» Excerpted data
- - - - - - -

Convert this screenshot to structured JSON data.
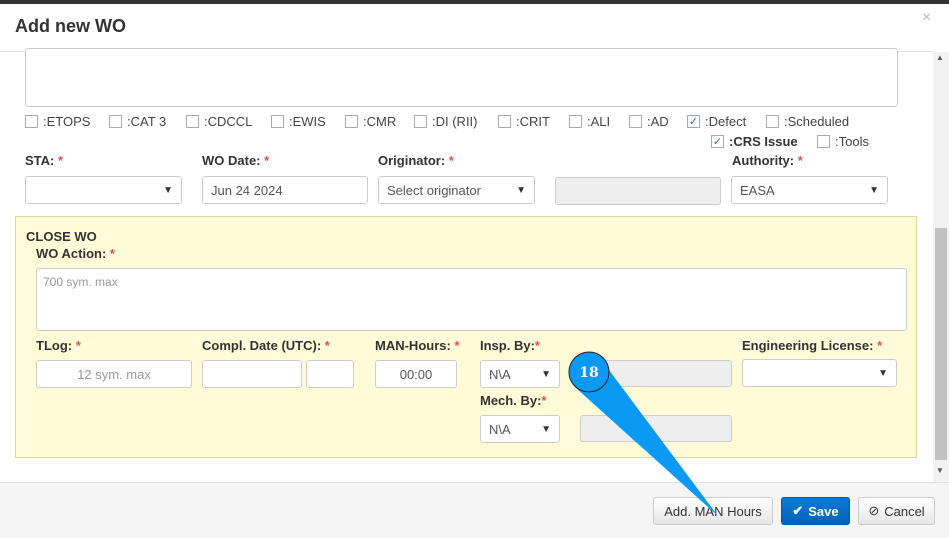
{
  "dialog": {
    "title": "Add new WO",
    "close": "×"
  },
  "flags": [
    {
      "label": ":ETOPS",
      "checked": false
    },
    {
      "label": ":CAT 3",
      "checked": false
    },
    {
      "label": ":CDCCL",
      "checked": false
    },
    {
      "label": ":EWIS",
      "checked": false
    },
    {
      "label": ":CMR",
      "checked": false
    },
    {
      "label": ":DI (RII)",
      "checked": false
    },
    {
      "label": ":CRIT",
      "checked": false
    },
    {
      "label": ":ALI",
      "checked": false
    },
    {
      "label": ":AD",
      "checked": false
    },
    {
      "label": ":Defect",
      "checked": true
    },
    {
      "label": ":Scheduled",
      "checked": false
    },
    {
      "label": ":CRS Issue",
      "checked": true
    },
    {
      "label": ":Tools",
      "checked": false
    }
  ],
  "fields": {
    "sta": {
      "label": "STA:",
      "value": ""
    },
    "wo_date": {
      "label": "WO Date:",
      "value": "Jun 24 2024"
    },
    "originator": {
      "label": "Originator:",
      "value": "Select originator"
    },
    "authority": {
      "label": "Authority:",
      "value": "EASA"
    }
  },
  "close_wo": {
    "title": "CLOSE WO",
    "wo_action": {
      "label": "WO Action:",
      "placeholder": "700 sym. max"
    },
    "tlog": {
      "label": "TLog:",
      "placeholder": "12 sym. max"
    },
    "compl_date": {
      "label": "Compl. Date (UTC):"
    },
    "man_hours": {
      "label": "MAN-Hours:",
      "value": "00:00"
    },
    "insp_by": {
      "label": "Insp. By:",
      "value": "N\\A"
    },
    "mech_by": {
      "label": "Mech. By:",
      "value": "N\\A"
    },
    "eng_license": {
      "label": "Engineering License:",
      "value": ""
    }
  },
  "required_mark": "*",
  "footer": {
    "add_man_hours": "Add. MAN Hours",
    "save": "Save",
    "cancel": "Cancel"
  },
  "callout": {
    "number": "18",
    "color": "#0a9af5"
  }
}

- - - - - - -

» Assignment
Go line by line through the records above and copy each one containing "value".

» Completed exercise
      "value": ""
      "value": "Jun 24 2024"
      "value": "Select originator"
      "value": "EASA"
      "value": "00:00"
      "value": "N\\A"
      "value": "N\\A"
      "value": ""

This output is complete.